I was there to see a great musician turn in a great set - one that, in the end, was better than I expected. And Clapton was the third-best guitarist on stage that night as it happened (with Derek Trucks and Doyle Bramhall in the band).
In the past couple of years there have been shows by Sting and Rod Stewart - big names that suit the cause. I didn't see Rod Stewart but I'm sure he delivered - because I saw his 2005 performance at that venue and he killed it, playing everything that he should, catering to as broad of an audience as he was able to do, within his set of recorded works.
And Sting? Well, that was a trickier show - it was him and an orchestra, performing his Symphonicities show. And I expected to dislike this - since the album was ghastly. But it was really amazing - quite something. But what do you know, Hawke's Bay's Collective Cultural Attaché decided that Sting sounded rubbish. Plus, they had to line up and pay for their own booze. The golf trundlers that were used to tow chilly bins down the long road to the event were wasted that year (rather than the people towing them, which is - usually - the goal). So that was a huge disappointment.
I've said before that I think Tom Petty would be a great choice for this event. But that seems a cruel thing to wish on Tom Petty. Because, to really knock it out of the park he would need to not only deliver one of his typically great live sets. He would also need to compliment the region on its brand new escalator! (And mean it!) And he would need to play every song that everyone expected - not just a great, diverse set of Tom Petty classics. If the crowd wants Sweet Caroline and 500 Miles they should have it!
So, as the paper trots out its lazy journalism, just a list of big names again to try to excite people, I thought I'd trot out some of my thought on the Mission again. Here's what needs to happen for 2013's Mission Estate concert:
A karaoke machine with a giant bouncing ball on a big screen. That is it. That will please everyone. Program it to say "we love you Hawke's Bay, you are so wise and so smart, you have great wine and awesome people. You are so clever for your size. And how 'bout that weather eh!"
And of course whatever version that currently exists of The Little River Band could be the opening act for this giant karaoke machine.
What do you think? Would you load up the golf-trundler for that? Would you take an extra spent-glowstick out from the freezer and a set of LED-flashing novelty glasses? Would you tie a homespun round your moleskins and head along for the biggest party of the year?
Are you a fan of the Mission concerts? And do you go every year regardless? Or does taking in a concert mean more to you than standing near - or in - someone's spew?
And who do you want to see - or completely and utterly avoid - at next year's Mission Estate concert?
Would you go if Bruce or one of the Pauls or Fleetwood Mac or The Eagles did - by some gin-soaked miracle - make it to the stage in Napier?
What would get you to the Mission?
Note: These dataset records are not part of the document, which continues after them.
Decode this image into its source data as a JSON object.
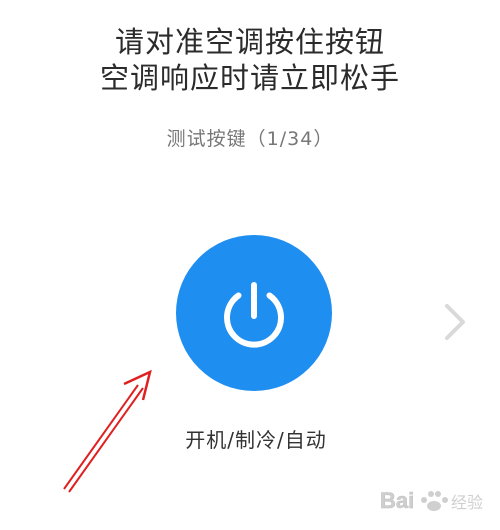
{
  "instruction": {
    "line1": "请对准空调按住按钮",
    "line2": "空调响应时请立即松手"
  },
  "progress": {
    "label": "测试按键（1/34）",
    "current": 1,
    "total": 34
  },
  "power_button": {
    "icon": "power-icon",
    "color": "#1e8ef0",
    "label": "开机/制冷/自动"
  },
  "next_button": {
    "icon": "chevron-right-icon"
  },
  "annotation": {
    "arrow_color": "#e02020"
  },
  "watermark": {
    "text": "Bai 经验"
  }
}
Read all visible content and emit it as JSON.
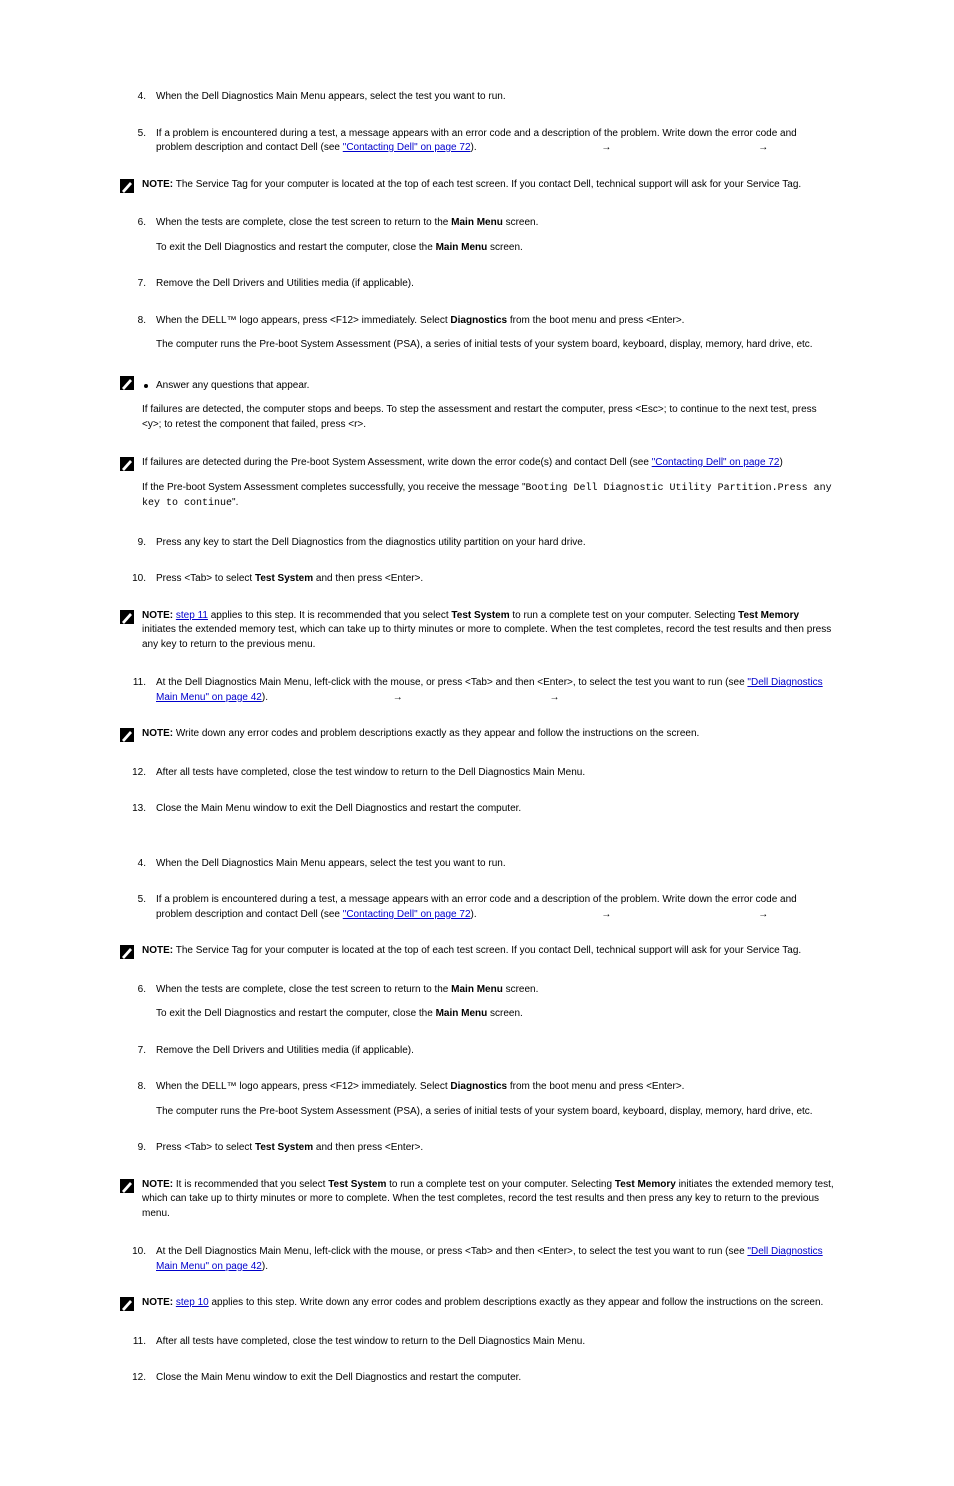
{
  "arrow_char": "→",
  "note_label": "NOTE:",
  "sectionA": {
    "steps": {
      "s4": {
        "n": "4.",
        "p1": "When the Dell Diagnostics Main Menu appears, select the test you want to run."
      },
      "s5": {
        "n": "5.",
        "p1a": "If a problem is encountered during a test, a message appears with an error code and a description of the problem. Write down the error code and problem description and contact Dell (see ",
        "link": "\"Contacting Dell\" on page 72",
        "p1b": ")."
      },
      "note5": {
        "p1": "The Service Tag for your computer is located at the top of each test screen. If you contact Dell, technical support will ask for your Service Tag."
      },
      "s6": {
        "n": "6.",
        "p1a": "When the tests are complete, close the test screen to return to the ",
        "bold1": "Main Menu",
        "p1b": " screen.",
        "p2a": "To exit the Dell Diagnostics and restart the computer, close the ",
        "bold2": "Main Menu",
        "p2b": " screen."
      },
      "s7": {
        "n": "7.",
        "p1": "Remove the Dell Drivers and Utilities media (if applicable)."
      },
      "s8": {
        "n": "8.",
        "p1a": "When the DELL™ logo appears, press <F12> immediately. Select ",
        "bold1": "Diagnostics",
        "p1b": " from the boot menu and press <Enter>.",
        "p2": "The computer runs the Pre-boot System Assessment (PSA), a series of initial tests of your system board, keyboard, display, memory, hard drive, etc."
      },
      "note8a": {
        "b1": "Answer any questions that appear."
      },
      "note8b": {
        "prefix": "If failures are detected, the computer stops and beeps. To step the assessment and restart the computer, press <Esc>; to continue to the next test, press <y>; to retest the component that failed, press <r>."
      },
      "note8c": {
        "p1a": "If failures are detected during the Pre-boot System Assessment, write down the error code(s) and contact Dell (see ",
        "link": "\"Contacting Dell\" on page 72",
        "p1b": ")"
      },
      "note8d": {
        "prefix": "If the Pre-boot System Assessment completes successfully, you receive the message \"",
        "mono": "Booting Dell Diagnostic Utility Partition.Press any key to continue",
        "suffix": "\"."
      },
      "s9": {
        "n": "9.",
        "p1": "Press any key to start the Dell Diagnostics from the diagnostics utility partition on your hard drive."
      },
      "s10": {
        "n": "10.",
        "p1a": "Press <Tab> to select ",
        "bold1": "Test System",
        "p1b": " and then press <Enter>."
      },
      "note10": {
        "p1a": "It is recommended that you select ",
        "bold1": "Test System",
        "p1b": " to run a complete test on your computer. Selecting ",
        "bold2": "Test Memory",
        "p1c": " initiates the extended memory test, which can take up to thirty minutes or more to complete. When the test completes, record the test results and then press any key to return to the previous menu."
      },
      "s11": {
        "n": "11.",
        "p1a": "At the Dell Diagnostics Main Menu, left-click with the mouse, or press <Tab> and then <Enter>, to select the test you want to run (see ",
        "link": "\"Dell Diagnostics Main Menu\" on page 42",
        "p1b": ")."
      },
      "note11": {
        "p1": "Write down any error codes and problem descriptions exactly as they appear and follow the instructions on the screen."
      },
      "s12": {
        "n": "12.",
        "p1": "After all tests have completed, close the test window to return to the Dell Diagnostics Main Menu."
      },
      "s13": {
        "n": "13.",
        "p1": "Close the Main Menu window to exit the Dell Diagnostics and restart the computer."
      },
      "step11_xref_note": {
        "link": "step 11",
        "rest": " applies to this step."
      }
    }
  },
  "sectionB": {
    "steps": {
      "s4b": {
        "n": "4.",
        "p1": "When the Dell Diagnostics Main Menu appears, select the test you want to run."
      },
      "s5b": {
        "n": "5.",
        "p1a": "If a problem is encountered during a test, a message appears with an error code and a description of the problem. Write down the error code and problem description and contact Dell (see ",
        "link": "\"Contacting Dell\" on page 72",
        "p1b": ")."
      },
      "note5b": {
        "p1": "The Service Tag for your computer is located at the top of each test screen. If you contact Dell, technical support will ask for your Service Tag."
      },
      "s6b": {
        "n": "6.",
        "p1a": "When the tests are complete, close the test screen to return to the ",
        "bold1": "Main Menu",
        "p1b": " screen.",
        "p2a": "To exit the Dell Diagnostics and restart the computer, close the ",
        "bold2": "Main Menu",
        "p2b": " screen."
      },
      "s7b": {
        "n": "7.",
        "p1": "Remove the Dell Drivers and Utilities media (if applicable)."
      },
      "s8b": {
        "n": "8.",
        "p1a": "When the DELL™ logo appears, press <F12> immediately. Select ",
        "bold1": "Diagnostics",
        "p1b": " from the boot menu and press <Enter>.",
        "p2": "The computer runs the Pre-boot System Assessment (PSA), a series of initial tests of your system board, keyboard, display, memory, hard drive, etc."
      },
      "s9b": {
        "n": "9.",
        "p1a": "Press <Tab> to select ",
        "bold1": "Test System",
        "p1b": " and then press <Enter>."
      },
      "note9b": {
        "p1a": "It is recommended that you select ",
        "bold1": "Test System",
        "p1b": " to run a complete test on your computer. Selecting ",
        "bold2": "Test Memory",
        "p1c": " initiates the extended memory test, which can take up to thirty minutes or more to complete. When the test completes, record the test results and then press any key to return to the previous menu."
      },
      "s10b": {
        "n": "10.",
        "p1a": "At the Dell Diagnostics Main Menu, left-click with the mouse, or press <Tab> and then <Enter>, to select the test you want to run (see ",
        "link": "\"Dell Diagnostics Main Menu\" on page 42",
        "p1b": ")."
      },
      "note10b": {
        "p1": "Write down any error codes and problem descriptions exactly as they appear and follow the instructions on the screen."
      },
      "step10_xref_note": {
        "link": "step 10",
        "rest": " applies to this step."
      },
      "s11b": {
        "n": "11.",
        "p1": "After all tests have completed, close the test window to return to the Dell Diagnostics Main Menu."
      },
      "s12b": {
        "n": "12.",
        "p1": "Close the Main Menu window to exit the Dell Diagnostics and restart the computer."
      }
    }
  }
}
Or is it as simple as the guy with the giant f**king lawnmower hitting the right notes as he figure-eights round the stage throwing wine samples and free sunblock into the crowd? Wa-hey!
Post a comment